This privileged Israeli position is further enhanced by the prevailing situation in the region.
With many Arab states entangled in regional conflicts, locked in devastating wars against each other or mobilising every possible potential to fight terrorist organisations, Israel is certain to feel free from any pressure, let alone any threat, from its Arab neighbours.
And with the situation in he region as chaotic and as self-consumed as it is, the Palestinians ended up without any of the vital Arab support needed to take any bold moves against an occupation running unchallenged for more than five decades.
If there was any change since the new US administration took up office earlier this year, it was clearly in favour of Israel’s harder line policies.
Based on Trump’s campaign promises and the appointment of an American ambassador to Tel Aviv known for his total commitment to Israel’s settlement expansion and the transfer of the US embassy to Jerusalem, Netanyahu has every reason to believe that the wind is firmly blowing in his sails.
Except for the fact that the US embassy has not been relocated and for Trump’s request that Netanyahu “holds back on settlements a little bit”, not much change can be expected of the new US administration vis-à-vis Israel.
For Israel to respond favourably to any new US moves, its current leader may expect additional concessions because they have rejected all offers on the table so far, however favourable.
If this happens, it will widen the gap between the two conflicting sides’ positions because it is impossible for the Palestinians to lower their ceiling any further.
Nevertheless, the PA president cannot decline the Trump offer.
It is a great signal from the most important world leader with respect to the Israeli-Palestinian conflict to want to discuss the issue.
Other than lowering a life-saving rope to a sinking PA, which is good in itself, the Palestinians have not got much to lose.
Either the effort will succeed, by yielding a major breakthrough towards ending the occupation and resolving a century-old conflict, or the Israelis will again bear responsibility for the failure of the initiative.
Jayson Greenblatt, Trump’s envoy to the Middle East Peace Process, is due in Israel and the PA territory this week to listen to ideas from both sides on how Washington should formulate new peace proposals.
The visit may also determine the timing of the PA president’s visit to Washington.
But, according to a Times of Israel report last Sunday, Netanyahu will ask Greenblatt’s approval for the construction of a new settlement, rather than heed Trump’s advice to “hold back”.
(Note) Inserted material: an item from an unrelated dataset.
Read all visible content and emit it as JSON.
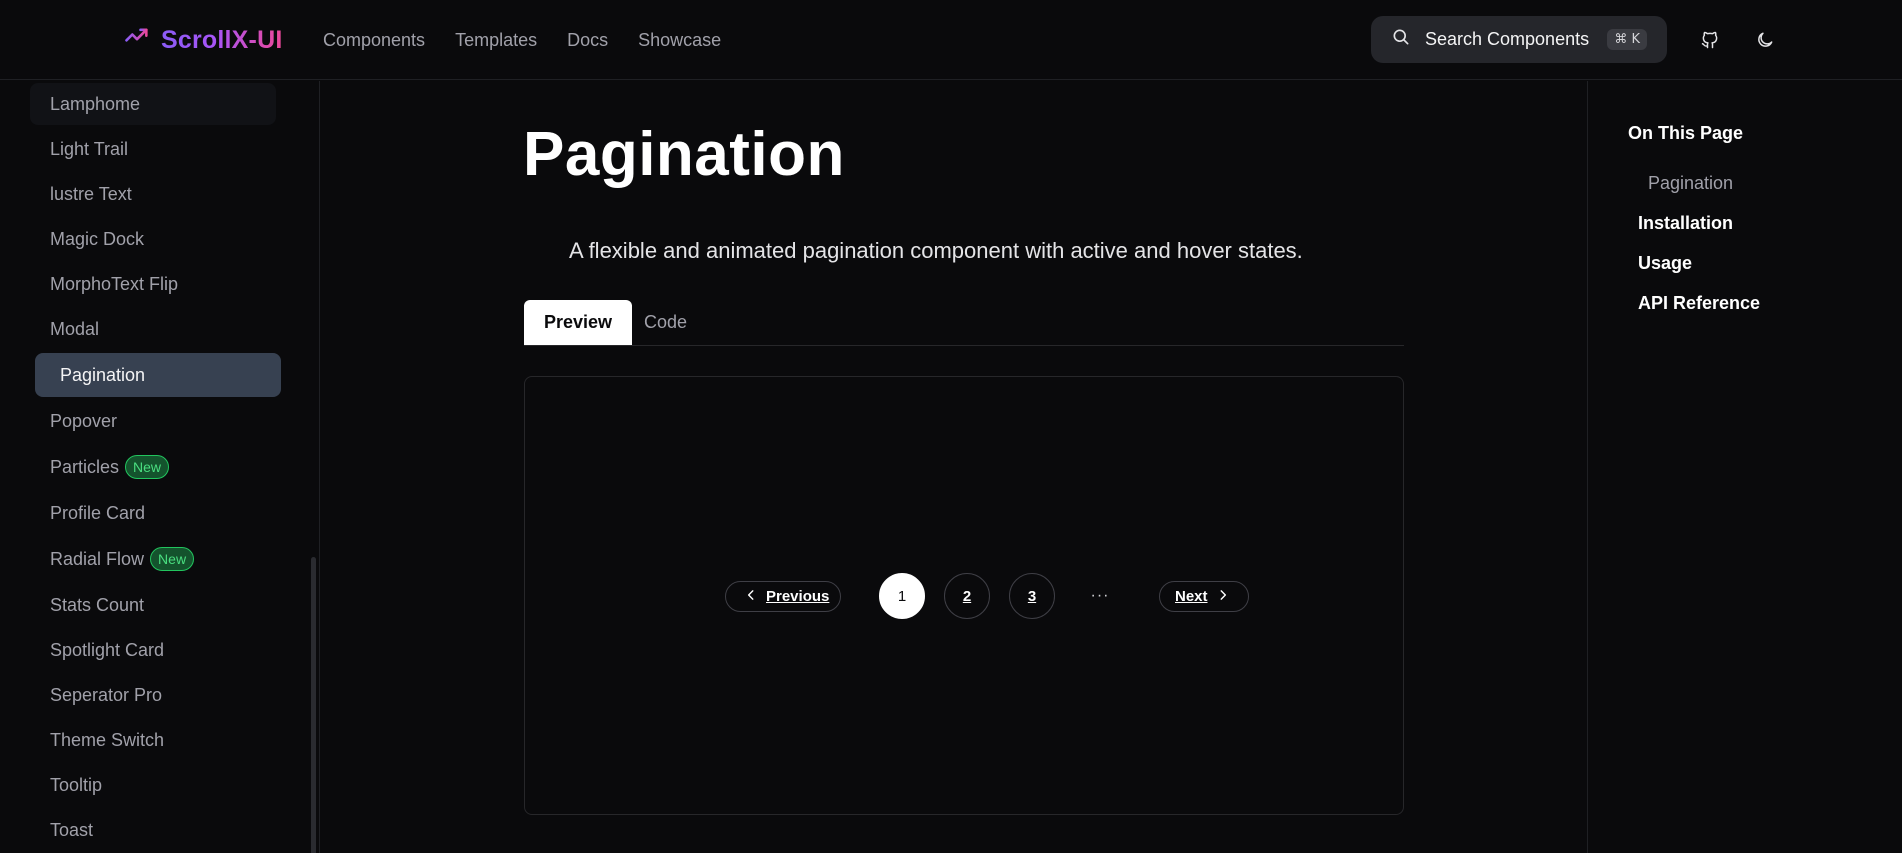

Haaretz also reported (on March 13) that Israeli Defence Minister Avigdor Lieberman cautioned the US against trying to broker an Israeli-Palestinian peace deal on the basis of land for peace without also including population transfer.
“The first takeaway is that any attempt to solve the Palestinian issue on the basis of land for peace will be dead on arrival. The only way to reach a sustainable solution is land swaps and population transfers as part of a general regional agreement,” he wrote.
“It can’t be that there will be a Palestinian state without any Jews — 100 per cent Palestinian — and alongside that Israel will be a binational state with 22 per cent Palestinians,” Liberman wrote on his Facebook in anticipation of Greenblatt’s visit.
These not very encouraging signs from Israel are not surprising.
As such, I have no hope that any progress, let alone a breakthrough, is likely to happen.
At the least, the initiative will create activity, rejuvenate hope and keep many people busy for some time.
I clearly see another round of the same cycle that has been vainly rotating for years.
It will again turn around itself ending up landing its riders, probably in a year’s time, exactly where they started.